__Required work__
Show every line of the material that follows in which the word "JSON" occurs.

###

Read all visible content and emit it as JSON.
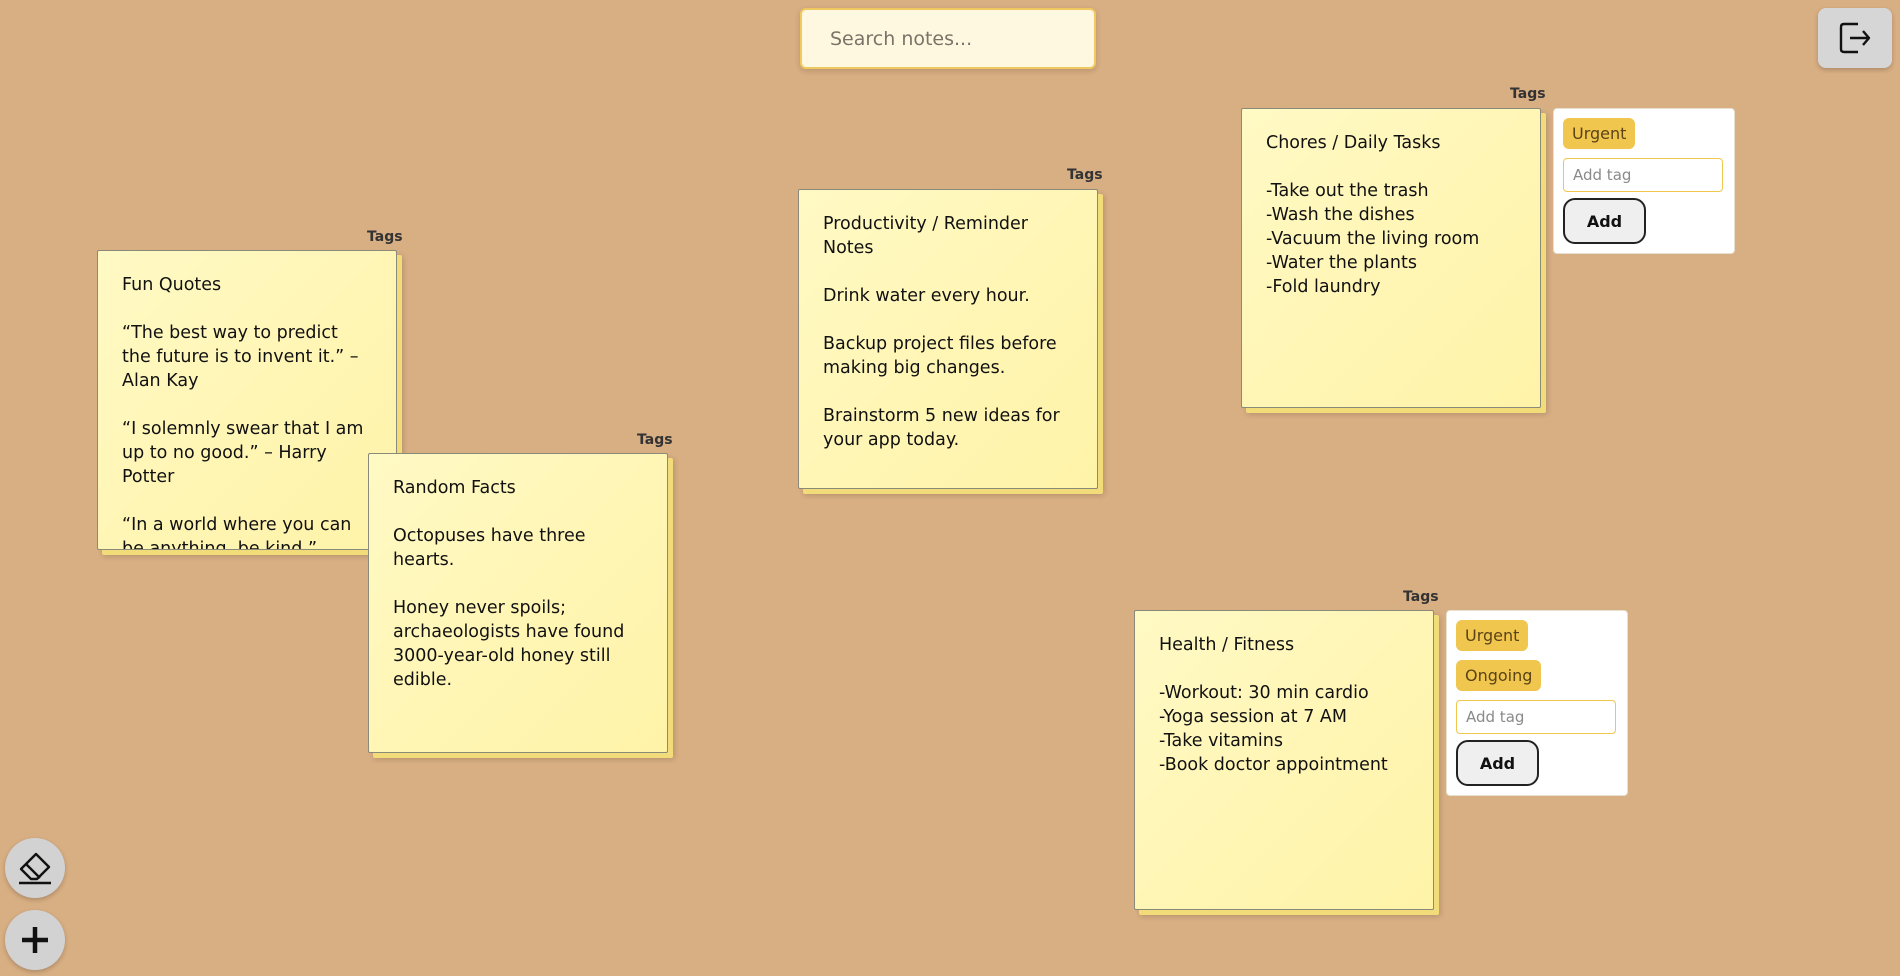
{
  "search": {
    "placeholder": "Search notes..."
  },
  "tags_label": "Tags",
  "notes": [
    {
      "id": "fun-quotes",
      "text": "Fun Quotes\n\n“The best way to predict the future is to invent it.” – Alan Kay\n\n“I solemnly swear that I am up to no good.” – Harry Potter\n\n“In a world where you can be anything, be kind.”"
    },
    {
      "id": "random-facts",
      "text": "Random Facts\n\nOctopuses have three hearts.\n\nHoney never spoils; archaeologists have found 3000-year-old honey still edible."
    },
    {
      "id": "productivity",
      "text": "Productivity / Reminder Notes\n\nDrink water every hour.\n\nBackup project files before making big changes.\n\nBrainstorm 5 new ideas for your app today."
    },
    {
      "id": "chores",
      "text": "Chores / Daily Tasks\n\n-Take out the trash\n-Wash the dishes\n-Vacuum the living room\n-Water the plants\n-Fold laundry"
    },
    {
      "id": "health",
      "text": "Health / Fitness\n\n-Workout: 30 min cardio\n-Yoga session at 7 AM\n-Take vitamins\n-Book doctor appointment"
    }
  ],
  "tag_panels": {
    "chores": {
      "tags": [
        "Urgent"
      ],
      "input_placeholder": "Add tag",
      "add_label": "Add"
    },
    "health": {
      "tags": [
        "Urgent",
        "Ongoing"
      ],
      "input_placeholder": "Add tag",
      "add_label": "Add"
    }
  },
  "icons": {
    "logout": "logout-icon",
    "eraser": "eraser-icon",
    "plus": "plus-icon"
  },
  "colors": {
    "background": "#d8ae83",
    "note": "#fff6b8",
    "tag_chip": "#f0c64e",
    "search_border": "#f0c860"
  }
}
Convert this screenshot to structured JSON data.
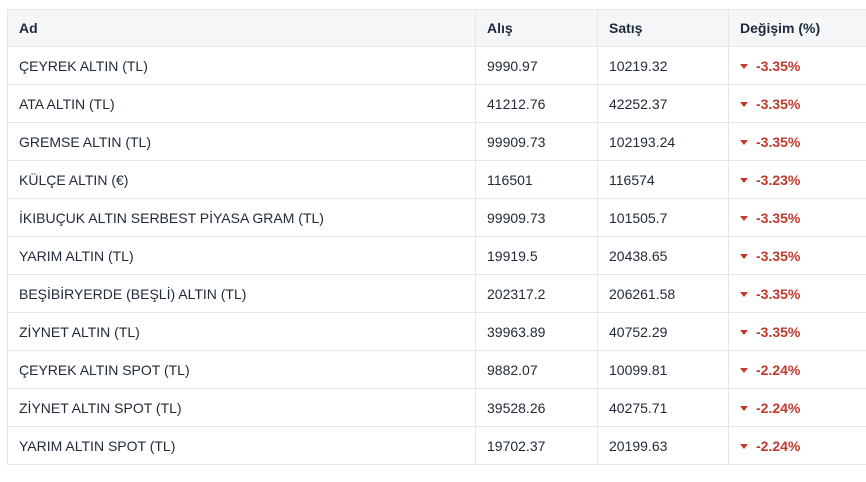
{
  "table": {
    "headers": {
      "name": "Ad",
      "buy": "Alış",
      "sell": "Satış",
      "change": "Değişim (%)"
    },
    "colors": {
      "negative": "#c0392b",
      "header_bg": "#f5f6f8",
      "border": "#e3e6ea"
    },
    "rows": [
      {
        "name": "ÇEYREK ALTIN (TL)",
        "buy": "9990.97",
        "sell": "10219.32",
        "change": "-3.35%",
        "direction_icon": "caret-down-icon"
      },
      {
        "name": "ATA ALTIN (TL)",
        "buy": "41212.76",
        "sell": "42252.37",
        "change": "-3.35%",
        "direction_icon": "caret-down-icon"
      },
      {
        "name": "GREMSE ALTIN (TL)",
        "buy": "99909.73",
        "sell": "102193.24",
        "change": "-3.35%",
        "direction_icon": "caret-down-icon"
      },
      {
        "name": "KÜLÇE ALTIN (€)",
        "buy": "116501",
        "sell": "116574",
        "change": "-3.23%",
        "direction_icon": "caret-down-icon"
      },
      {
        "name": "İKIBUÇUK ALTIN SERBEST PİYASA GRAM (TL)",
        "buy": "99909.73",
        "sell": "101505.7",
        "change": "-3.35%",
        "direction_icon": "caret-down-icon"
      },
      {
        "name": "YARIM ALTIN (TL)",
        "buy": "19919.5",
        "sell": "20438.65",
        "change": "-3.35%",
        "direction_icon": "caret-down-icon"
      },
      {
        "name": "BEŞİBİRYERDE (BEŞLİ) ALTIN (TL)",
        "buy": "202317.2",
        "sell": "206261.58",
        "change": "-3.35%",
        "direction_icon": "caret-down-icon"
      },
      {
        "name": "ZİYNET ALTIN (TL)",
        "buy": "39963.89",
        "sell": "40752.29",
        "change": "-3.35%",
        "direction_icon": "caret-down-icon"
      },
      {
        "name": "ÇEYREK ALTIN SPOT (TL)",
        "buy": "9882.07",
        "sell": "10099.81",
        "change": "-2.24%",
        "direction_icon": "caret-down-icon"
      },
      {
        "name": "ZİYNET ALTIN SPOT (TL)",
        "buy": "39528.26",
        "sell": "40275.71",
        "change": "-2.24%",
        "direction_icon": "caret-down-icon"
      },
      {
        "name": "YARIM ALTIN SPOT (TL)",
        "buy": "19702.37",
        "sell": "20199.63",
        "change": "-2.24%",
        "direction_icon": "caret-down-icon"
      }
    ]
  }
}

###

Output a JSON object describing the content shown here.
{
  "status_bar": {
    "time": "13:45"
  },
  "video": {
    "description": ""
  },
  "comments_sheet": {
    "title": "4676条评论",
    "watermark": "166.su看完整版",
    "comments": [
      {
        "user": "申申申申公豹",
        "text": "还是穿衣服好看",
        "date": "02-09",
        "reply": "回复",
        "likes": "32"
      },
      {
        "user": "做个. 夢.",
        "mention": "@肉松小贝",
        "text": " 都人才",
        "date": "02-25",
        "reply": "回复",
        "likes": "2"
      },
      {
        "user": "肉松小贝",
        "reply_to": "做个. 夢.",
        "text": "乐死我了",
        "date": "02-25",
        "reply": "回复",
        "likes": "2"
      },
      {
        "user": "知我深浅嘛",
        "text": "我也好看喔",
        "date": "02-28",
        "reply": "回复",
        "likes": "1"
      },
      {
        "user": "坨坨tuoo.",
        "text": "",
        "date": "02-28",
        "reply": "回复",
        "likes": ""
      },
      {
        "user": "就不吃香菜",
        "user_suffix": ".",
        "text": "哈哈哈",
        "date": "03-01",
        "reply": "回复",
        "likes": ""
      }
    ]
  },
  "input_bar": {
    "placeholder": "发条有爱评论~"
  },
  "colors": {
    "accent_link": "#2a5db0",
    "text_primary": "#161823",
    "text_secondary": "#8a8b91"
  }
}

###

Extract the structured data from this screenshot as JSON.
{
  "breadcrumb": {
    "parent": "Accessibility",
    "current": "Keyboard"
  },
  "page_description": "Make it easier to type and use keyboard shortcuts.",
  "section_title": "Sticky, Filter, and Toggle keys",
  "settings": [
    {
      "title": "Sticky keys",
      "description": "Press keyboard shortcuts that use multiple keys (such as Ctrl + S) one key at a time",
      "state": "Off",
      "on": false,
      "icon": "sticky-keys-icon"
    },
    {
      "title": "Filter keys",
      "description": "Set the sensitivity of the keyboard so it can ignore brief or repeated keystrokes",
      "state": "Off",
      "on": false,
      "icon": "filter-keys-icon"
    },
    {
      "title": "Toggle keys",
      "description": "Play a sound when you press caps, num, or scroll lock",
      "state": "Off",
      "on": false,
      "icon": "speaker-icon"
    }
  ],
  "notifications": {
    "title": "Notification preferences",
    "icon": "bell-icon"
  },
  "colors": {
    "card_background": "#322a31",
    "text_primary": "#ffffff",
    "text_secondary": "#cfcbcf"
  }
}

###

__Answer for the task__
Read all visible content and emit it as JSON.
Convert this screenshot to structured JSON data.
Output a JSON object describing the content shown here.
Extract the structured data from this screenshot as JSON.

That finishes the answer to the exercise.